[Start of Attachment]

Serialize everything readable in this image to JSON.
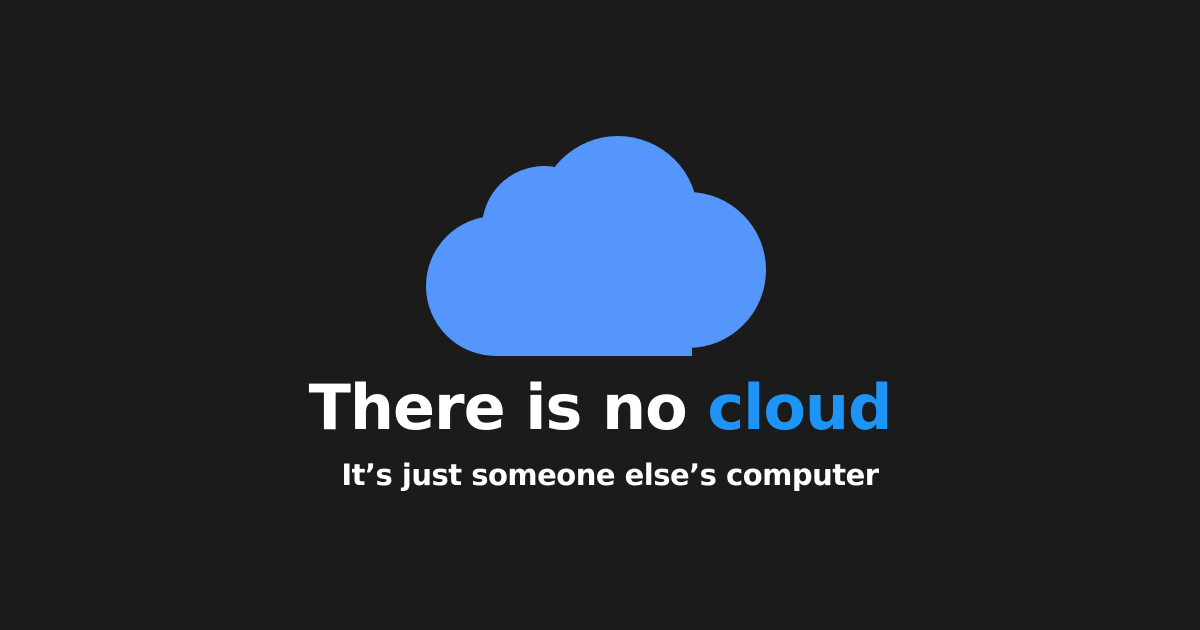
{
  "headline": {
    "prefix": "There is no ",
    "accent_word": "cloud"
  },
  "subline": "It’s just someone else’s computer",
  "icons": {
    "main": "cloud-icon"
  },
  "colors": {
    "background": "#1b1b1c",
    "cloud": "#5596fc",
    "accent_text": "#1e94f7",
    "text": "#ffffff"
  }
}
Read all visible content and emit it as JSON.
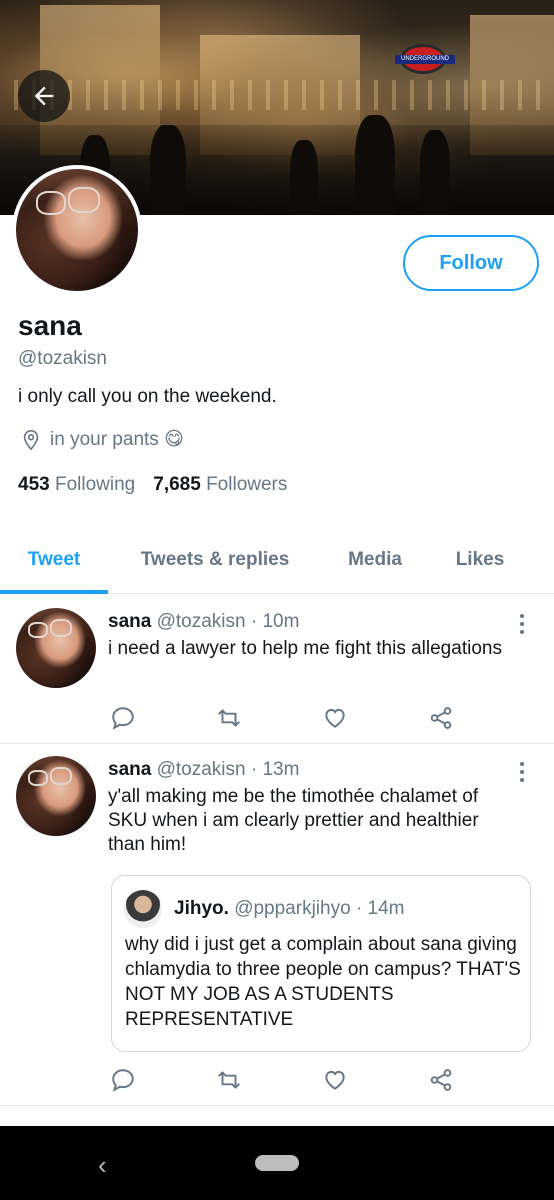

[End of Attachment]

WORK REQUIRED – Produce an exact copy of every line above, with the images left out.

RESPONSE TO THIS TASK –
Serialize everything readable in this image to JSON.
{
  "headline": {
    "prefix": "There is no ",
    "accent_word": "cloud"
  },
  "subline": "It’s just someone else’s computer",
  "icons": {
    "main": "cloud-icon"
  },
  "colors": {
    "background": "#1b1b1c",
    "cloud": "#5596fc",
    "accent_text": "#1e94f7",
    "text": "#ffffff"
  }
}
Read all visible content and emit it as JSON.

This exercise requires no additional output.